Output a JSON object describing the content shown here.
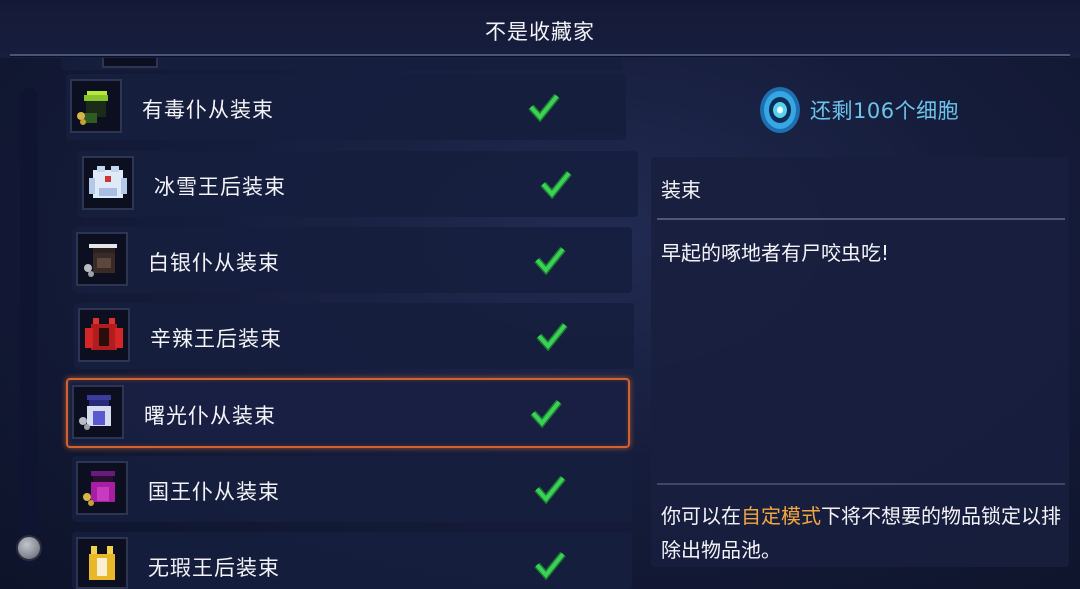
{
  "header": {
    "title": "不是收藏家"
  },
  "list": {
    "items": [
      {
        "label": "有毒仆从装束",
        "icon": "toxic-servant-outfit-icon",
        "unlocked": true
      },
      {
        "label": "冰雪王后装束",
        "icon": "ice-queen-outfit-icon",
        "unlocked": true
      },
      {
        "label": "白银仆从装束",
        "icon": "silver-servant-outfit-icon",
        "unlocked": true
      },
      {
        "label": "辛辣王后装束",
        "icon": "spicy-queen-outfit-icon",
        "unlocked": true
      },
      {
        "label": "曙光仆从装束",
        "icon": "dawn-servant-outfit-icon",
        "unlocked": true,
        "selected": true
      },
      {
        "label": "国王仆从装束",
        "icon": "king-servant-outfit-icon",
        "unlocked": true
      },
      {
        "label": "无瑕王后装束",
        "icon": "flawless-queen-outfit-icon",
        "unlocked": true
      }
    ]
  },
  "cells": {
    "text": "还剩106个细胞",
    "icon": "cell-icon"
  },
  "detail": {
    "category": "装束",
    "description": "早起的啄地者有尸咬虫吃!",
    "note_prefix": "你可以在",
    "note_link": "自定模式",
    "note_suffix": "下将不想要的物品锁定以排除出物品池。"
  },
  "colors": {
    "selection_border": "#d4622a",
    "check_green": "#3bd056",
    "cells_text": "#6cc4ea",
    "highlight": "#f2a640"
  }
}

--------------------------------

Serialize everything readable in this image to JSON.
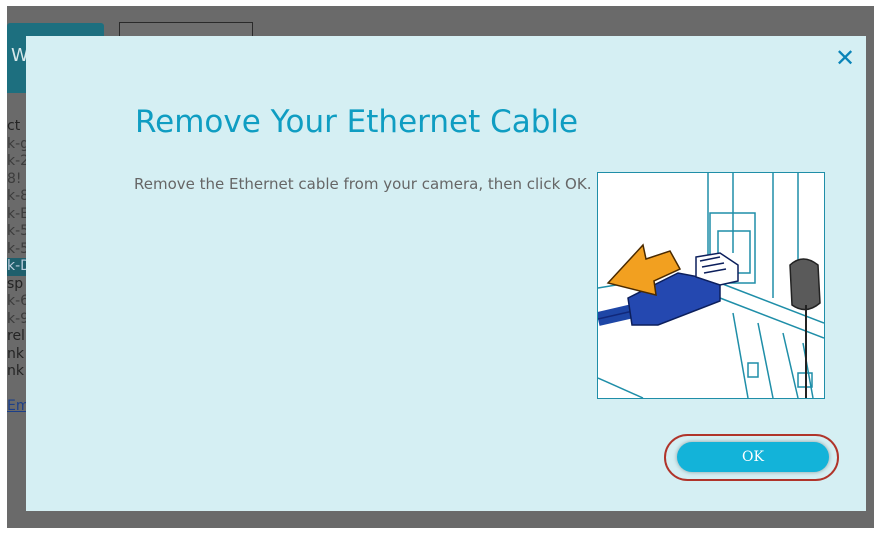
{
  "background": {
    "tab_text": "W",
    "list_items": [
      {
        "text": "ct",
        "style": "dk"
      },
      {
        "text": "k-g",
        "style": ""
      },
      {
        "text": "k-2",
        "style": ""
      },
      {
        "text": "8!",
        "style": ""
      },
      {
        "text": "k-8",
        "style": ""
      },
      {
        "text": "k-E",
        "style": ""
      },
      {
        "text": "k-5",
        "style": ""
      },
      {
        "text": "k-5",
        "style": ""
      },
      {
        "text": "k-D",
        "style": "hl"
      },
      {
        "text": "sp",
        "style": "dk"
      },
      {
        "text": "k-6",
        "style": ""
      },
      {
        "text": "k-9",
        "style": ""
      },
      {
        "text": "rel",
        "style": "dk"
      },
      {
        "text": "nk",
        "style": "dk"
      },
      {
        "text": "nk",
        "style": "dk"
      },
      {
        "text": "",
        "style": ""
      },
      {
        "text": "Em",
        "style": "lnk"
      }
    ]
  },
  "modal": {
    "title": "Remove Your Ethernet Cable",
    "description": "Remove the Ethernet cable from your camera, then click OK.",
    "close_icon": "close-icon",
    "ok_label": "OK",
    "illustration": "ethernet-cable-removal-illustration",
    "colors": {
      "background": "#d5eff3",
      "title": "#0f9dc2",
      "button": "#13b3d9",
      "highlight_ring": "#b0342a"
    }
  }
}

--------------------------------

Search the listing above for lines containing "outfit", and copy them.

        "icon": "toxic-servant-outfit-icon",
        "icon": "ice-queen-outfit-icon",
        "icon": "silver-servant-outfit-icon",
        "icon": "spicy-queen-outfit-icon",
        "icon": "dawn-servant-outfit-icon",
        "icon": "king-servant-outfit-icon",
        "icon": "flawless-queen-outfit-icon",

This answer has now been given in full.